§ **About this task**
Please print all the lines below exactly as they are written.

==== Material for the task

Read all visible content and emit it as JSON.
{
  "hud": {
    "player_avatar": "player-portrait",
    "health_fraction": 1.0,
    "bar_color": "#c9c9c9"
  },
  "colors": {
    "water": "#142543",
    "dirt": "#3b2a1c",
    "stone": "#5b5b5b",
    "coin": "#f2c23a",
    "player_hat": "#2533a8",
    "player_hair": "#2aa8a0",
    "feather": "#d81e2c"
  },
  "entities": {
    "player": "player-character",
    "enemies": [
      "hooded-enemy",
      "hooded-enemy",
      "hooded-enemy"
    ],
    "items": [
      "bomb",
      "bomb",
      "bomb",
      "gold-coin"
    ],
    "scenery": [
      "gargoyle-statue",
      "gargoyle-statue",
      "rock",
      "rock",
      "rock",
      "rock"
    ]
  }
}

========

§ **Answer to the exercise**
Read all visible content and emit it as JSON.
{
  "hud": {
    "player_avatar": "player-portrait",
    "health_fraction": 1.0,
    "bar_color": "#c9c9c9"
  },
  "colors": {
    "water": "#142543",
    "dirt": "#3b2a1c",
    "stone": "#5b5b5b",
    "coin": "#f2c23a",
    "player_hat": "#2533a8",
    "player_hair": "#2aa8a0",
    "feather": "#d81e2c"
  },
  "entities": {
    "player": "player-character",
    "enemies": [
      "hooded-enemy",
      "hooded-enemy",
      "hooded-enemy"
    ],
    "items": [
      "bomb",
      "bomb",
      "bomb",
      "gold-coin"
    ],
    "scenery": [
      "gargoyle-statue",
      "gargoyle-statue",
      "rock",
      "rock",
      "rock",
      "rock"
    ]
  }
}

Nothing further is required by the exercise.